For 7 years prior to joining the faculty of Wesley Seminary, I gave oversight to music and technology in a church whose worship “style” is decisively “contemporary.” Congregational singing is accompanied by a guitar-driven “praise band” (drums, bass, guitars, piano/keyboard) and augmented by a choir and praise team (3-4 vocalists on individual mics; 25-30 in the choir). At the front of the sanctuary hang two large screens onto which are projected lyrics, scripture readings, videos (for announcements and illustrations), images and graphics intended to reinforce the sermon theme or other elements of the service. The majority of the congregational songs have been published within the past decade, and we add new songs regularly (about one per month).
Although many in the congregation may not realize it, our services also incorporated many aspects of traditional or historic Christian worship. As a staff, we identified some “essential elements” of worship that we felt were important enough that they should be included in every service: call to worship, welcome (including a few key announcements) and invocation, passing the peace (“take a minute to greet one another”), congregational singing (the so-called “worship set”), the sermon (including scripture reading) leading into a time of response that includes prayer a communion (every week), the benediction and dismissal. We would “mix up” the order from time to time, purportedly to keep things from feeling “stale” or becoming too rote and “ritualistic” (a big “no-no” in contemporary churches, of course), but the basic elements outlined in Acts 2 were always present: the apostles’ teaching, fellowship, breaking of bread, and prayer.
I love this church. As their worship pastor, I felt very fulfilled nearly all of the time in the ministry to which God had called me for that time and place. It was a joy to lead my congregation and work with the musicians, technicians and other creative folks that were entrusted to my leadership. And yet if I’m honest, I would confess that I was often left with a nagging feeling that something was not quite right.

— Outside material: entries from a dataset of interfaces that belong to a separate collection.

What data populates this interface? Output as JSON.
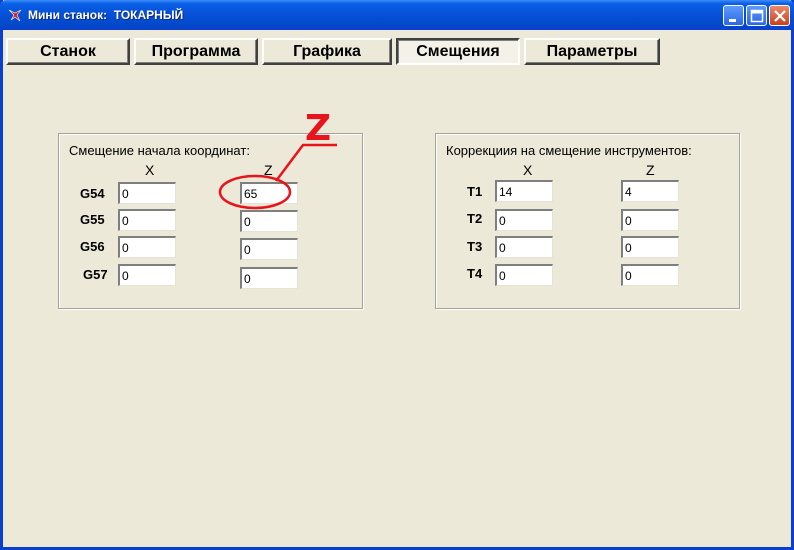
{
  "window": {
    "title": "Мини станок:  ТОКАРНЫЙ"
  },
  "tabs": [
    {
      "label": "Станок"
    },
    {
      "label": "Программа"
    },
    {
      "label": "Графика"
    },
    {
      "label": "Смещения",
      "active": true
    },
    {
      "label": "Параметры"
    }
  ],
  "offsets": {
    "title": "Смещение начала координат:",
    "col_x": "X",
    "col_z": "Z",
    "rows": [
      {
        "label": "G54",
        "x": "0",
        "z": "65"
      },
      {
        "label": "G55",
        "x": "0",
        "z": "0"
      },
      {
        "label": "G56",
        "x": "0",
        "z": "0"
      },
      {
        "label": "G57",
        "x": "0",
        "z": "0"
      }
    ]
  },
  "tools": {
    "title": "Коррекциия на смещение инструментов:",
    "col_x": "X",
    "col_z": "Z",
    "rows": [
      {
        "label": "T1",
        "x": "14",
        "z": "4"
      },
      {
        "label": "T2",
        "x": "0",
        "z": "0"
      },
      {
        "label": "T3",
        "x": "0",
        "z": "0"
      },
      {
        "label": "T4",
        "x": "0",
        "z": "0"
      }
    ]
  },
  "annotation": {
    "letter": "Z",
    "color": "#e8141b"
  },
  "icons": {
    "app": "app-logo-icon",
    "minimize": "minimize-icon",
    "maximize": "maximize-icon",
    "close": "close-icon"
  }
}
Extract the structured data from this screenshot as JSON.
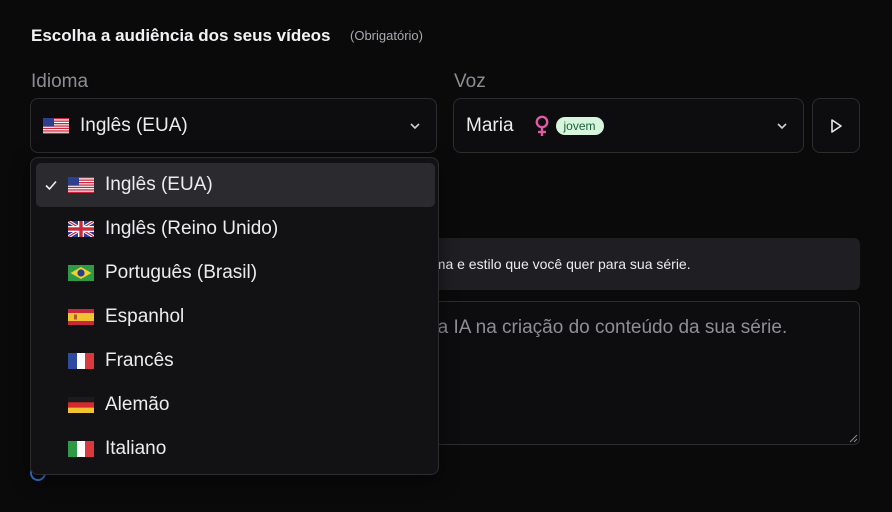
{
  "header": {
    "title": "Escolha a audiência dos seus vídeos",
    "required": "(Obrigatório)"
  },
  "language": {
    "label": "Idioma",
    "selected": "Inglês (EUA)",
    "options": [
      {
        "label": "Inglês (EUA)",
        "flag": "us-flag",
        "selected": true
      },
      {
        "label": "Inglês (Reino Unido)",
        "flag": "uk-flag",
        "selected": false
      },
      {
        "label": "Português (Brasil)",
        "flag": "brazil-flag",
        "selected": false
      },
      {
        "label": "Espanhol",
        "flag": "spain-flag",
        "selected": false
      },
      {
        "label": "Francês",
        "flag": "france-flag",
        "selected": false
      },
      {
        "label": "Alemão",
        "flag": "germany-flag",
        "selected": false
      },
      {
        "label": "Italiano",
        "flag": "italy-flag",
        "selected": false
      }
    ]
  },
  "voice": {
    "label": "Voz",
    "selected": "Maria",
    "badge": "jovem",
    "gender_icon": "female-icon"
  },
  "theme": {
    "info": "ema e estilo que você quer para sua série.",
    "placeholder": "r a IA na criação do conteúdo da sua série."
  },
  "colors": {
    "background": "#0a0a0b",
    "badge_bg": "#d7f5dd",
    "female": "#e05aa4",
    "accent": "#3a78d8"
  }
}
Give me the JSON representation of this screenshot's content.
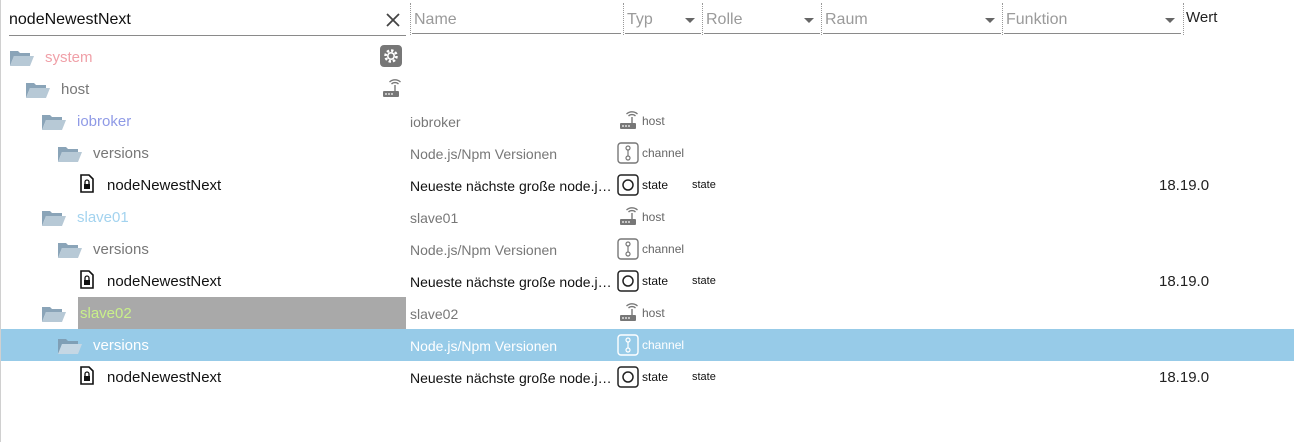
{
  "search": {
    "value": "nodeNewestNext",
    "placeholder": ""
  },
  "filters": {
    "name": "Name",
    "typ": "Typ",
    "rolle": "Rolle",
    "raum": "Raum",
    "funktion": "Funktion",
    "wert": "Wert"
  },
  "colors": {
    "system": "#f0a0a8",
    "iobroker": "#8f9ae6",
    "slave01": "#a3d3ef",
    "slave02": "#c9f08a",
    "selected_row": "#97cbe8",
    "slave02_highlight": "#a9a9a9"
  },
  "tree": [
    {
      "name": "system",
      "icon": "gear-icon"
    },
    {
      "name": "host",
      "icon": "host-icon"
    },
    {
      "name": "iobroker",
      "desc": "iobroker",
      "type": "host"
    },
    {
      "name": "versions",
      "desc": "Node.js/Npm Versionen",
      "type": "channel"
    },
    {
      "name": "nodeNewestNext",
      "desc": "Neueste nächste große node.js ...",
      "type": "state",
      "role": "state",
      "value": "18.19.0"
    },
    {
      "name": "slave01",
      "desc": "slave01",
      "type": "host"
    },
    {
      "name": "versions",
      "desc": "Node.js/Npm Versionen",
      "type": "channel"
    },
    {
      "name": "nodeNewestNext",
      "desc": "Neueste nächste große node.js ...",
      "type": "state",
      "role": "state",
      "value": "18.19.0"
    },
    {
      "name": "slave02",
      "desc": "slave02",
      "type": "host"
    },
    {
      "name": "versions",
      "desc": "Node.js/Npm Versionen",
      "type": "channel"
    },
    {
      "name": "nodeNewestNext",
      "desc": "Neueste nächste große node.js ...",
      "type": "state",
      "role": "state",
      "value": "18.19.0"
    }
  ]
}
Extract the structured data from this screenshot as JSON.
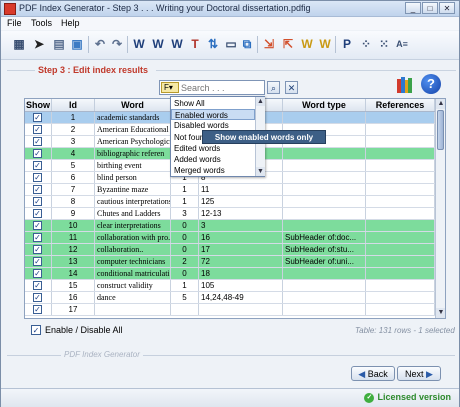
{
  "window": {
    "title": "PDF Index Generator - Step 3 . . . Writing your Doctoral dissertation.pdfig",
    "controls": [
      "_",
      "□",
      "✕"
    ]
  },
  "menu": [
    "File",
    "Tools",
    "Help"
  ],
  "toolbar": {
    "icons": [
      "grid-icon",
      "cursor-icon",
      "print-icon",
      "export-icon",
      "undo-icon",
      "redo-icon",
      "word-w-icon",
      "word-w-edit-icon",
      "word-w-add-icon",
      "text-size-icon",
      "merge-icon",
      "window-icon",
      "duplicate-icon",
      "subheader-icon",
      "copy-words-icon",
      "crown-w-icon",
      "crown-w-alt-icon",
      "paragraph-icon",
      "split-icon",
      "join-icon",
      "abc-icon"
    ]
  },
  "step": {
    "title": "Step 3 : Edit index results"
  },
  "search": {
    "placeholder": "Search . . .",
    "filter_label": "F"
  },
  "table": {
    "columns": [
      "Show",
      "Id",
      "Word",
      "",
      "",
      "Word type",
      "References"
    ],
    "rows": [
      {
        "show": true,
        "id": "1",
        "word": "academic standards",
        "count": "",
        "pages": "",
        "type": "",
        "refs": "",
        "style": "selected"
      },
      {
        "show": true,
        "id": "2",
        "word": "American Educational",
        "count": "",
        "pages": "",
        "type": "",
        "refs": "",
        "style": "white"
      },
      {
        "show": true,
        "id": "3",
        "word": "American Psychologic",
        "count": "",
        "pages": "",
        "type": "",
        "refs": "",
        "style": "white"
      },
      {
        "show": true,
        "id": "4",
        "word": "bibliographic referen",
        "count": "",
        "pages": "",
        "type": "",
        "refs": "",
        "style": "green"
      },
      {
        "show": true,
        "id": "5",
        "word": "birthing event",
        "count": "",
        "pages": "",
        "type": "",
        "refs": "",
        "style": "white"
      },
      {
        "show": true,
        "id": "6",
        "word": "blind person",
        "count": "1",
        "pages": "8",
        "type": "",
        "refs": "",
        "style": "white"
      },
      {
        "show": true,
        "id": "7",
        "word": "Byzantine maze",
        "count": "1",
        "pages": "11",
        "type": "",
        "refs": "",
        "style": "white"
      },
      {
        "show": true,
        "id": "8",
        "word": "cautious interpretations",
        "count": "1",
        "pages": "125",
        "type": "",
        "refs": "",
        "style": "white"
      },
      {
        "show": true,
        "id": "9",
        "word": "Chutes and Ladders",
        "count": "3",
        "pages": "12-13",
        "type": "",
        "refs": "",
        "style": "white"
      },
      {
        "show": true,
        "id": "10",
        "word": "clear interpretations",
        "count": "0",
        "pages": "3",
        "type": "",
        "refs": "",
        "style": "green"
      },
      {
        "show": true,
        "id": "11",
        "word": "collaboration with pro...",
        "count": "0",
        "pages": "16",
        "type": "SubHeader of:doc...",
        "refs": "",
        "style": "green"
      },
      {
        "show": true,
        "id": "12",
        "word": "collaboration..",
        "count": "0",
        "pages": "17",
        "type": "SubHeader of:stu...",
        "refs": "",
        "style": "green"
      },
      {
        "show": true,
        "id": "13",
        "word": "computer technicians",
        "count": "2",
        "pages": "72",
        "type": "SubHeader of:uni...",
        "refs": "",
        "style": "green"
      },
      {
        "show": true,
        "id": "14",
        "word": "conditional matriculati...",
        "count": "0",
        "pages": "18",
        "type": "",
        "refs": "",
        "style": "green"
      },
      {
        "show": true,
        "id": "15",
        "word": "construct validity",
        "count": "1",
        "pages": "105",
        "type": "",
        "refs": "",
        "style": "white"
      },
      {
        "show": true,
        "id": "16",
        "word": "dance",
        "count": "5",
        "pages": "14,24,48-49",
        "type": "",
        "refs": "",
        "style": "white"
      },
      {
        "show": true,
        "id": "17",
        "word": "",
        "count": "",
        "pages": "",
        "type": "",
        "refs": "",
        "style": "white"
      }
    ]
  },
  "filter_menu": {
    "items": [
      "Show All",
      "Enabled words",
      "Disabled words",
      "Not found",
      "Edited words",
      "Added words",
      "Merged words"
    ],
    "checked_index": 1,
    "tooltip": "Show enabled words only"
  },
  "enable_all": {
    "label": "Enable / Disable All",
    "checked": true
  },
  "table_status": "Table: 131 rows - 1 selected",
  "footer": {
    "label": "PDF Index Generator"
  },
  "nav": {
    "back": "Back",
    "next": "Next"
  },
  "status": {
    "license": "Licensed version"
  },
  "colors": {
    "green_row": "#7ddc9c",
    "selected_row": "#a9cdee",
    "accent_red": "#c0392b",
    "license_green": "#2d8a2d"
  }
}
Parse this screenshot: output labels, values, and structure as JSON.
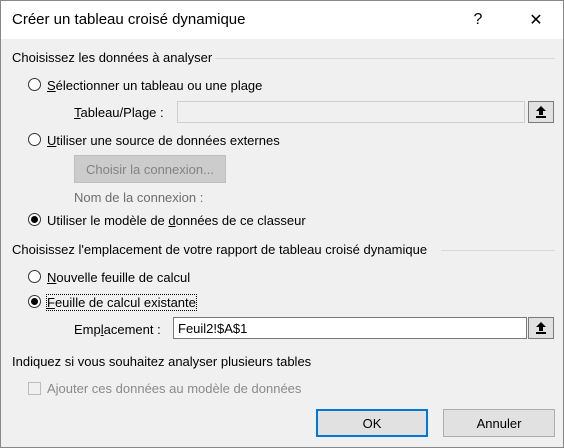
{
  "window": {
    "title": "Créer un tableau croisé dynamique",
    "help_glyph": "?",
    "close_glyph": "✕"
  },
  "source_section": {
    "label": "Choisissez les données à analyser",
    "option_range": {
      "pre": "",
      "accel": "S",
      "post": "électionner un tableau ou une plage",
      "selected": false
    },
    "range_field": {
      "label_pre": "",
      "label_accel": "T",
      "label_post": "ableau/Plage :",
      "value": ""
    },
    "option_external": {
      "pre": "",
      "accel": "U",
      "post": "tiliser une source de données externes",
      "selected": false
    },
    "choose_connection_label": "Choisir la connexion...",
    "connection_name_label": "Nom de la connexion :",
    "option_datamodel": {
      "pre": "Utiliser le modèle de ",
      "accel": "d",
      "post": "onnées de ce classeur",
      "selected": true
    }
  },
  "placement_section": {
    "label": "Choisissez l'emplacement de votre rapport de tableau croisé dynamique",
    "option_new_sheet": {
      "pre": "",
      "accel": "N",
      "post": "ouvelle feuille de calcul",
      "selected": false
    },
    "option_existing_sheet": {
      "pre": "",
      "accel": "F",
      "post": "euille de calcul existante",
      "selected": true
    },
    "location_field": {
      "label_pre": "Emp",
      "label_accel": "l",
      "label_post": "acement :",
      "value": "Feuil2!$A$1"
    }
  },
  "multi_section": {
    "label": "Indiquez si vous souhaitez analyser plusieurs tables",
    "checkbox_label": "Ajouter ces données au modèle de données",
    "checked": false
  },
  "buttons": {
    "ok_label": "OK",
    "cancel_label": "Annuler"
  },
  "icons": {
    "range_ref": "collapse-dialog-icon",
    "location_ref": "collapse-dialog-icon"
  }
}
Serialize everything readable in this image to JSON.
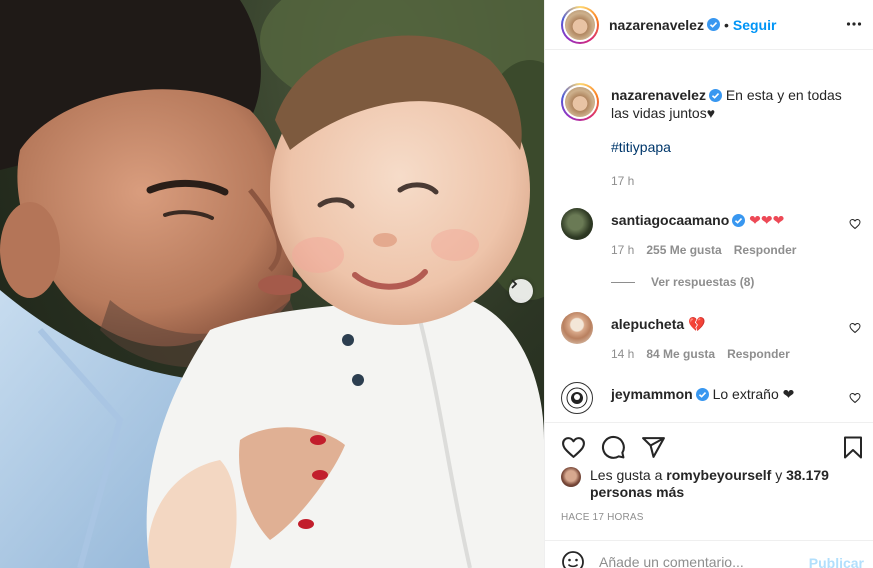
{
  "post": {
    "author": "nazarenavelez",
    "follow_label": "Seguir",
    "dot": "•",
    "caption": "En esta y en todas las vidas juntos♥",
    "hashtag": "#titiypapa",
    "caption_time": "17 h"
  },
  "comments": [
    {
      "user": "santiagocaamano",
      "text": "❤❤❤",
      "time": "17 h",
      "likes": "255 Me gusta",
      "reply": "Responder",
      "avatar": "santi"
    },
    {
      "user": "alepucheta",
      "text": "💔",
      "time": "14 h",
      "likes": "84 Me gusta",
      "reply": "Responder",
      "avatar": "ale"
    },
    {
      "user": "jeymammon",
      "text": "Lo extraño ❤",
      "avatar": "jey"
    }
  ],
  "view_replies": "Ver respuestas (8)",
  "likes": {
    "prefix": "Les gusta a",
    "user": "romybeyourself",
    "conjunction": "y",
    "others": "38.179 personas más"
  },
  "time_ago": "HACE 17 HORAS",
  "comment_box": {
    "placeholder": "Añade un comentario...",
    "publish_label": "Publicar"
  },
  "colors": {
    "link_blue": "#0095f6",
    "verified_blue": "#3897f0",
    "heart_red": "#ed4956",
    "muted": "#8e8e8e"
  },
  "icons": [
    "verified-icon",
    "more-options-icon",
    "heart-icon",
    "comment-icon",
    "share-icon",
    "bookmark-icon",
    "emoji-icon",
    "chevron-right-icon"
  ]
}
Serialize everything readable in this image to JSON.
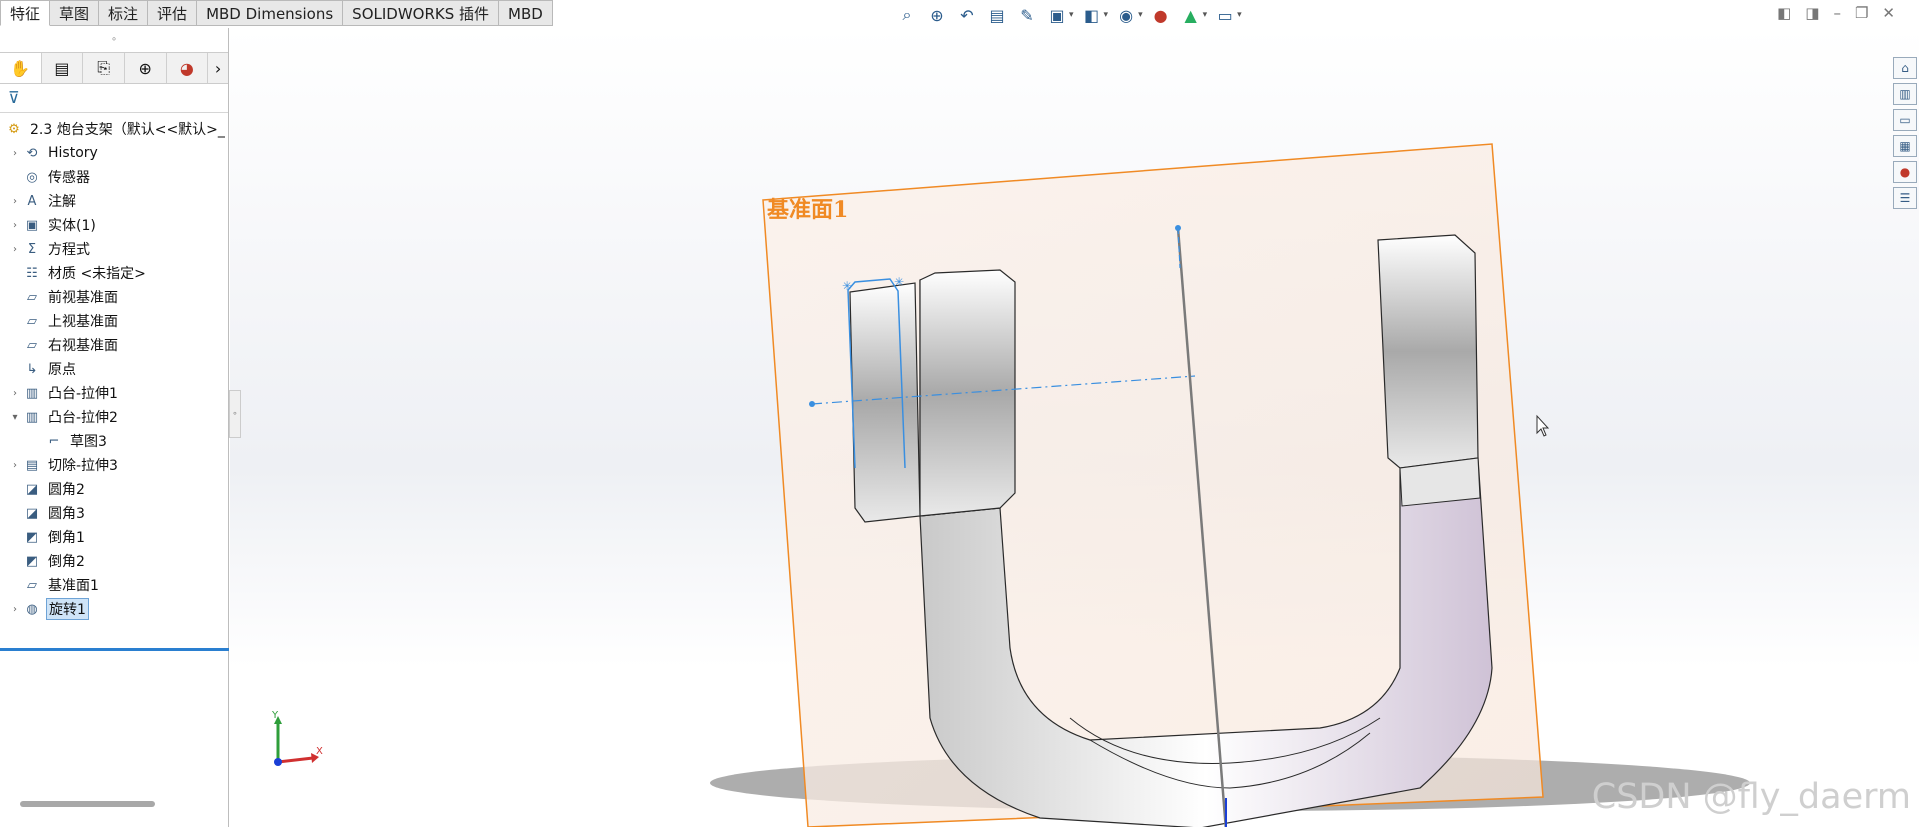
{
  "ribbon": {
    "tabs": [
      "特征",
      "草图",
      "标注",
      "评估",
      "MBD Dimensions",
      "SOLIDWORKS 插件",
      "MBD"
    ],
    "active_tab": "特征"
  },
  "view_toolbar": {
    "icons": [
      "zoom-to-fit-icon",
      "zoom-area-icon",
      "previous-view-icon",
      "section-view-icon",
      "dynamic-annotation-icon",
      "view-orientation-icon",
      "display-style-icon",
      "hide-show-icon",
      "edit-appearance-icon",
      "scene-icon",
      "view-settings-icon"
    ]
  },
  "sidebar": {
    "tree_root": "2.3 炮台支架（默认<<默认>_",
    "items": [
      {
        "label": "History",
        "icon": "history-icon",
        "expandable": true
      },
      {
        "label": "传感器",
        "icon": "sensor-icon",
        "expandable": false
      },
      {
        "label": "注解",
        "icon": "annotation-icon",
        "expandable": true
      },
      {
        "label": "实体(1)",
        "icon": "solid-body-icon",
        "expandable": true
      },
      {
        "label": "方程式",
        "icon": "equation-icon",
        "expandable": true
      },
      {
        "label": "材质 <未指定>",
        "icon": "material-icon",
        "expandable": false
      },
      {
        "label": "前视基准面",
        "icon": "plane-icon",
        "expandable": false
      },
      {
        "label": "上视基准面",
        "icon": "plane-icon",
        "expandable": false
      },
      {
        "label": "右视基准面",
        "icon": "plane-icon",
        "expandable": false
      },
      {
        "label": "原点",
        "icon": "origin-icon",
        "expandable": false
      },
      {
        "label": "凸台-拉伸1",
        "icon": "extrude-icon",
        "expandable": true
      },
      {
        "label": "凸台-拉伸2",
        "icon": "extrude-icon",
        "expandable": true,
        "expanded": true
      },
      {
        "label": "草图3",
        "icon": "sketch-icon",
        "expandable": false,
        "indent": 1
      },
      {
        "label": "切除-拉伸3",
        "icon": "cut-extrude-icon",
        "expandable": true
      },
      {
        "label": "圆角2",
        "icon": "fillet-icon",
        "expandable": false
      },
      {
        "label": "圆角3",
        "icon": "fillet-icon",
        "expandable": false
      },
      {
        "label": "倒角1",
        "icon": "chamfer-icon",
        "expandable": false
      },
      {
        "label": "倒角2",
        "icon": "chamfer-icon",
        "expandable": false
      },
      {
        "label": "基准面1",
        "icon": "plane-icon",
        "expandable": false
      },
      {
        "label": "旋转1",
        "icon": "revolve-icon",
        "expandable": true,
        "selected": true
      }
    ]
  },
  "viewport": {
    "plane_label": "基准面1",
    "triad_x": "X",
    "triad_y": "Y",
    "plane_color": "#f08a24",
    "sketch_color": "#3a8fe0"
  },
  "watermark": "CSDN @fly_daerm"
}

It’s not that the service wasn’t good enough – we usually hit pretty close to the mark we set for ourselves. To the contrary, it’s almost like, by putting on such a great show, by “performing” so well, perhaps we implied that maybe, when we were really “on,” we did get it right. Like we may well have worshiped our great God with every bit of the quality and passion and fervor He deserves (why thank you very much). Like…you know…God’s pretty awesome, and, well, frankly, we’re pretty awesome at worshiping Him. Like maybe the focus was more on ourselves – our skill, ingenuity, creativity – than on our Creator…
The responsibility to plan worship every week can be overwhelming – to choose every word that a congregation will corporately say or sing in the service. Of course many churches don’t create or write their service each week – they have a fairly scripted service or “liturgy.” While there are variations in hymns and readings and prayers, these churches are not required to create their worship from scratch every week. Their worship has been handed down through generations; it is a gift, not something they are entirely in charge of but something of which they are “stewards.”
Perhaps by the very use of liturgical texts in worship, the Church acknowledges her inability or even incompetence to worship God rightly if left to her own devices. In his monumental book Symbol and Sacrament, Catholic theologian Louis-Marie Chauvet writes:
The fact that there is a [liturgical] text signifies that at the outset we are not competent to carry out such an action. In sum, it is not natural for us to render thanks to God in a Christian manner. To carry out the Eucharist requires that the Church first gain this competence. It is precisely the text that allows the ecclesial subject to gain this competence. This text thus makes the assembly follow an itinerary which, by means of certain “transformations,” has for its goal the assembly’s conversion: it is not God but we ourselves who are changed by the Eucharistic prayer. (Symbol and Sacrament, p. 269)
It might take reading that quote a few times before its truth begins to detonate. It leaves me wondering: is it possible that we think we don’t need a liturgy because we have so much confidence in ourselves? Do we fall into the trap of thinking we are capable of worshiping God rightly on our own?
Now, before you write me off for pronouncing that all evangelicals need a prescribed liturgy, let me clarify. I am well aware that scripted liturgies seem foreign to many Protestant evangelical traditions today (my own Church of the Nazarene included). But worship “by the book” is certainly a part of the Protestant heritage of Luther, Calvin and Wesley. Perhaps this is part of our birthright that could be reclaimed and repurposed for the renewal of worship today. In fact, take a look at most old hymnals (before we started singing “off the wall” with projectors and screens) and often you will find creeds, prayers and responsive readings in addition to hymns. With the shift in technologies, from book to screen, perhaps something that was once considered valuable has been lost.
Perhaps, without thwarting our freedom of expression in worship, we could glimpse, not a “better” “style” of worship, but the witness of a people who looked beyond themselves for a test of what it means to worship God faithfully. A people who believed that forms and rituals they didn’t come up with on their own, and words that had stood the test of time, had a value worth preserving. I’m suggesting that looking beyond ourselves and the fleeting winds and whims of our culture may be one way to ensure that our worship is worthy of the awesome, timeless God we worship. Perhaps a little “tradition” may keep us not only faithful, but humble as well.